But that's about where the good news ends. There's an unshakeable agricultural feel to the way this Mahindra SUV goes about its business, and nowhere is that more obvious than through the steering wheel, which has only a vague and difficult relationship with the the front tyres, making it seriously tricky to approach twisting roads with anything approaching confidence.
The steering is slow and cumbersome - light when you first begin turning the wheel, with a ton of weight appearing by surprise midway through the cornering process - and it has a tendency to fight back should the front wheels find a bump or corrugation in the road, too.
The body lolls about when challenged, too, and the tyres are quick to give up their grip on tighter corners.

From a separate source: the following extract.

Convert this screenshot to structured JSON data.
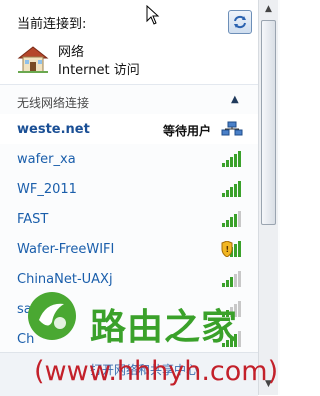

All of which would give it a certain retro charm if it wasn't so very new, and I must admit I was cackling maniacally on some of the more twisting roads.
But it's simply not a car I could live with.
If you need to load up a baby car seat, there are three top-tether anchor points and two ISOFIX anchors.
In the interests of transparency and for an opportunity to self-deprecate for your amusement, about a year ago I wrote that the ASX was missing advanced safety systems and was unlikely to see them anytime soon.
That update is called the ADAS package, optional on the ES and the same features are standard on the Exceed. ADAS includes lane departure warning, lane change assist, forward AEB and rear cross traffic alert. You also get auto wipers and headlights and rear parking sensors.
Irritatingly, the LS loses blind spot warning, lane change assist and rear cross traffic alert with no apparent way to get them on that spec. The Exceed's package also picks up automatic high beam.
The ASX has a maximum five-star ANCAP safety rating, awarded in 2014.
Expect dual front, front-side and curtain airbags (though the latter don't extend to the third row of seats), along with rear parking sensors and ESP. Stepping up to the W8 trim adds a reversing camera with dynamic guidelines. The XUV500 was awarded a four-star (out of five) ANCAP assessment when tested in 2012.
The ASX now has a five-year/100,000km warranty with one year of roadside assist in the form of membership to your state or territory's motoring organisation (eg RACV, RACT, NRMA). The three-year capped price servicing regime also includes extending that membership another 12 months.
Each service will cost you $240 which isn't especially cheap nor is it overly-pricey. Annoyingly, the car demands to be returned to the dealer at the 1000km mark for a free look-over.
A quick search reveals an absence of common problems, faults or issues. It seems a pretty solid sort of car, with few common complaints from owners. Resale value is heavily dependent on the model, with early cars not doing as well as later updates.
All XUV500s are covered by a five year/100,000km warranty (though the final two years apply only to the drivetrain), along with five years of complimentary roadside assistance.
The XUV500 is also covered by Mahindra's capped-price servicing program for the first three years of ownership, and will require servicing every six months or 10,000km.